**PROBLEM STATEMENT:** Would you set down the data that follows, word for word, without any pictures?

**Data records for software interfaces:**
________

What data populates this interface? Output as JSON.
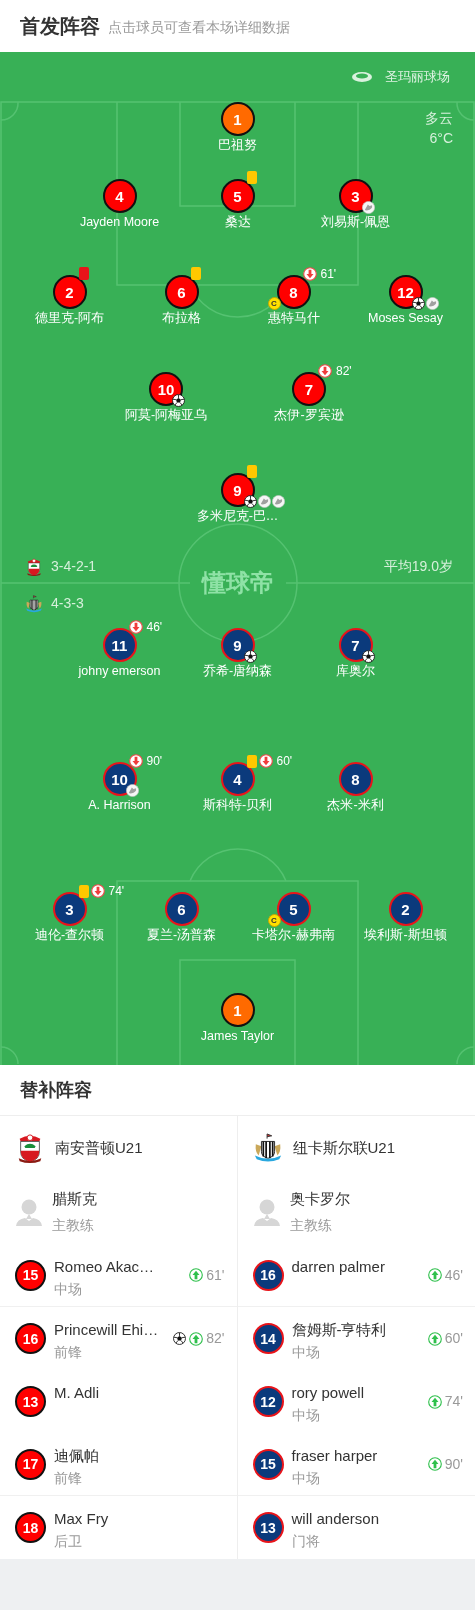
{
  "header": {
    "title": "首发阵容",
    "subtitle": "点击球员可查看本场详细数据"
  },
  "pitch": {
    "stadium": "圣玛丽球场",
    "weather": "多云",
    "temperature": "6°C",
    "watermark": "懂球帝",
    "teams": [
      {
        "kind": "home",
        "color": "#ff0000",
        "formation": "3-4-2-1",
        "average_age": "平均19.0岁",
        "lines": [
          [
            {
              "number": "1",
              "name": "巴祖努",
              "kind": "goalkeeper"
            }
          ],
          [
            {
              "number": "4",
              "name": "Jayden Moore",
              "kind": "outfield"
            },
            {
              "number": "5",
              "name": "桑达",
              "kind": "outfield",
              "yellow_card": true
            },
            {
              "number": "3",
              "name": "刘易斯-佩恩",
              "kind": "outfield",
              "events": [
                {
                  "kind": "assist"
                }
              ]
            }
          ],
          [
            {
              "number": "2",
              "name": "德里克-阿布",
              "kind": "outfield",
              "red_card": true
            },
            {
              "number": "6",
              "name": "布拉格",
              "kind": "outfield",
              "yellow_card": true
            },
            {
              "number": "8",
              "name": "惠特马什",
              "kind": "outfield",
              "sub_out": "61'",
              "captain_badge": "C"
            },
            {
              "number": "12",
              "name": "Moses Sesay",
              "kind": "outfield",
              "events": [
                {
                  "kind": "goal"
                },
                {
                  "kind": "assist"
                }
              ]
            }
          ],
          [
            {
              "number": "10",
              "name": "阿莫-阿梅亚乌",
              "kind": "outfield",
              "events": [
                {
                  "kind": "goal"
                }
              ]
            },
            {
              "number": "7",
              "name": "杰伊-罗宾逊",
              "kind": "outfield",
              "sub_out": "82'"
            }
          ],
          [
            {
              "number": "9",
              "name": "多米尼克-巴…",
              "kind": "outfield",
              "yellow_card": true,
              "events": [
                {
                  "kind": "goal"
                },
                {
                  "kind": "assist"
                },
                {
                  "kind": "assist"
                }
              ]
            }
          ]
        ]
      },
      {
        "kind": "away",
        "color": "#0b3a7c",
        "formation": "4-3-3",
        "lines": [
          [
            {
              "number": "11",
              "name": "johny emerson",
              "kind": "outfield",
              "sub_out": "46'"
            },
            {
              "number": "9",
              "name": "乔希-唐纳森",
              "kind": "outfield",
              "events": [
                {
                  "kind": "goal"
                }
              ]
            },
            {
              "number": "7",
              "name": "库奥尔",
              "kind": "outfield",
              "events": [
                {
                  "kind": "goal"
                }
              ]
            }
          ],
          [
            {
              "number": "10",
              "name": "A. Harrison",
              "kind": "outfield",
              "sub_out": "90'",
              "events": [
                {
                  "kind": "assist"
                }
              ]
            },
            {
              "number": "4",
              "name": "斯科特-贝利",
              "kind": "outfield",
              "yellow_card": true,
              "sub_out": "60'"
            },
            {
              "number": "8",
              "name": "杰米-米利",
              "kind": "outfield"
            }
          ],
          [
            {
              "number": "3",
              "name": "迪伦-查尔顿",
              "kind": "outfield",
              "yellow_card": true,
              "sub_out": "74'"
            },
            {
              "number": "6",
              "name": "夏兰-汤普森",
              "kind": "outfield"
            },
            {
              "number": "5",
              "name": "卡塔尔-赫弗南",
              "kind": "outfield",
              "captain_badge": "C"
            },
            {
              "number": "2",
              "name": "埃利斯-斯坦顿",
              "kind": "outfield"
            }
          ],
          [
            {
              "number": "1",
              "name": "James Taylor",
              "kind": "goalkeeper"
            }
          ]
        ]
      }
    ]
  },
  "substitutes": {
    "title": "替补阵容",
    "teams": [
      {
        "kind": "home",
        "color": "#ff0000",
        "name": "南安普顿U21",
        "coach": {
          "name": "腊斯克",
          "role": "主教练"
        },
        "players": [
          {
            "number": "15",
            "name": "Romeo Akac…",
            "position": "中场",
            "sub_in": "61'"
          },
          {
            "number": "16",
            "name": "Princewill Ehi…",
            "position": "前锋",
            "sub_in": "82'",
            "events": [
              {
                "kind": "goal"
              }
            ]
          },
          {
            "number": "13",
            "name": "M. Adli"
          },
          {
            "number": "17",
            "name": "迪佩帕",
            "position": "前锋"
          },
          {
            "number": "18",
            "name": "Max Fry",
            "position": "后卫"
          }
        ]
      },
      {
        "kind": "away",
        "color": "#0b3a7c",
        "name": "纽卡斯尔联U21",
        "coach": {
          "name": "奥卡罗尔",
          "role": "主教练"
        },
        "players": [
          {
            "number": "16",
            "name": "darren palmer",
            "sub_in": "46'"
          },
          {
            "number": "14",
            "name": "詹姆斯-亨特利",
            "position": "中场",
            "sub_in": "60'"
          },
          {
            "number": "12",
            "name": "rory powell",
            "position": "中场",
            "sub_in": "74'"
          },
          {
            "number": "15",
            "name": "fraser harper",
            "position": "中场",
            "sub_in": "90'"
          },
          {
            "number": "13",
            "name": "will anderson",
            "position": "门将"
          }
        ]
      }
    ]
  }
}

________

**TASK OUTPUT:**
What data populates this interface? Output as JSON.
{
  "header": {
    "title": "首发阵容",
    "subtitle": "点击球员可查看本场详细数据"
  },
  "pitch": {
    "stadium": "圣玛丽球场",
    "weather": "多云",
    "temperature": "6°C",
    "watermark": "懂球帝",
    "teams": [
      {
        "kind": "home",
        "color": "#ff0000",
        "formation": "3-4-2-1",
        "average_age": "平均19.0岁",
        "lines": [
          [
            {
              "number": "1",
              "name": "巴祖努",
              "kind": "goalkeeper"
            }
          ],
          [
            {
              "number": "4",
              "name": "Jayden Moore",
              "kind": "outfield"
            },
            {
              "number": "5",
              "name": "桑达",
              "kind": "outfield",
              "yellow_card": true
            },
            {
              "number": "3",
              "name": "刘易斯-佩恩",
              "kind": "outfield",
              "events": [
                {
                  "kind": "assist"
                }
              ]
            }
          ],
          [
            {
              "number": "2",
              "name": "德里克-阿布",
              "kind": "outfield",
              "red_card": true
            },
            {
              "number": "6",
              "name": "布拉格",
              "kind": "outfield",
              "yellow_card": true
            },
            {
              "number": "8",
              "name": "惠特马什",
              "kind": "outfield",
              "sub_out": "61'",
              "captain_badge": "C"
            },
            {
              "number": "12",
              "name": "Moses Sesay",
              "kind": "outfield",
              "events": [
                {
                  "kind": "goal"
                },
                {
                  "kind": "assist"
                }
              ]
            }
          ],
          [
            {
              "number": "10",
              "name": "阿莫-阿梅亚乌",
              "kind": "outfield",
              "events": [
                {
                  "kind": "goal"
                }
              ]
            },
            {
              "number": "7",
              "name": "杰伊-罗宾逊",
              "kind": "outfield",
              "sub_out": "82'"
            }
          ],
          [
            {
              "number": "9",
              "name": "多米尼克-巴…",
              "kind": "outfield",
              "yellow_card": true,
              "events": [
                {
                  "kind": "goal"
                },
                {
                  "kind": "assist"
                },
                {
                  "kind": "assist"
                }
              ]
            }
          ]
        ]
      },
      {
        "kind": "away",
        "color": "#0b3a7c",
        "formation": "4-3-3",
        "lines": [
          [
            {
              "number": "11",
              "name": "johny emerson",
              "kind": "outfield",
              "sub_out": "46'"
            },
            {
              "number": "9",
              "name": "乔希-唐纳森",
              "kind": "outfield",
              "events": [
                {
                  "kind": "goal"
                }
              ]
            },
            {
              "number": "7",
              "name": "库奥尔",
              "kind": "outfield",
              "events": [
                {
                  "kind": "goal"
                }
              ]
            }
          ],
          [
            {
              "number": "10",
              "name": "A. Harrison",
              "kind": "outfield",
              "sub_out": "90'",
              "events": [
                {
                  "kind": "assist"
                }
              ]
            },
            {
              "number": "4",
              "name": "斯科特-贝利",
              "kind": "outfield",
              "yellow_card": true,
              "sub_out": "60'"
            },
            {
              "number": "8",
              "name": "杰米-米利",
              "kind": "outfield"
            }
          ],
          [
            {
              "number": "3",
              "name": "迪伦-查尔顿",
              "kind": "outfield",
              "yellow_card": true,
              "sub_out": "74'"
            },
            {
              "number": "6",
              "name": "夏兰-汤普森",
              "kind": "outfield"
            },
            {
              "number": "5",
              "name": "卡塔尔-赫弗南",
              "kind": "outfield",
              "captain_badge": "C"
            },
            {
              "number": "2",
              "name": "埃利斯-斯坦顿",
              "kind": "outfield"
            }
          ],
          [
            {
              "number": "1",
              "name": "James Taylor",
              "kind": "goalkeeper"
            }
          ]
        ]
      }
    ]
  },
  "substitutes": {
    "title": "替补阵容",
    "teams": [
      {
        "kind": "home",
        "color": "#ff0000",
        "name": "南安普顿U21",
        "coach": {
          "name": "腊斯克",
          "role": "主教练"
        },
        "players": [
          {
            "number": "15",
            "name": "Romeo Akac…",
            "position": "中场",
            "sub_in": "61'"
          },
          {
            "number": "16",
            "name": "Princewill Ehi…",
            "position": "前锋",
            "sub_in": "82'",
            "events": [
              {
                "kind": "goal"
              }
            ]
          },
          {
            "number": "13",
            "name": "M. Adli"
          },
          {
            "number": "17",
            "name": "迪佩帕",
            "position": "前锋"
          },
          {
            "number": "18",
            "name": "Max Fry",
            "position": "后卫"
          }
        ]
      },
      {
        "kind": "away",
        "color": "#0b3a7c",
        "name": "纽卡斯尔联U21",
        "coach": {
          "name": "奥卡罗尔",
          "role": "主教练"
        },
        "players": [
          {
            "number": "16",
            "name": "darren palmer",
            "sub_in": "46'"
          },
          {
            "number": "14",
            "name": "詹姆斯-亨特利",
            "position": "中场",
            "sub_in": "60'"
          },
          {
            "number": "12",
            "name": "rory powell",
            "position": "中场",
            "sub_in": "74'"
          },
          {
            "number": "15",
            "name": "fraser harper",
            "position": "中场",
            "sub_in": "90'"
          },
          {
            "number": "13",
            "name": "will anderson",
            "position": "门将"
          }
        ]
      }
    ]
  }
}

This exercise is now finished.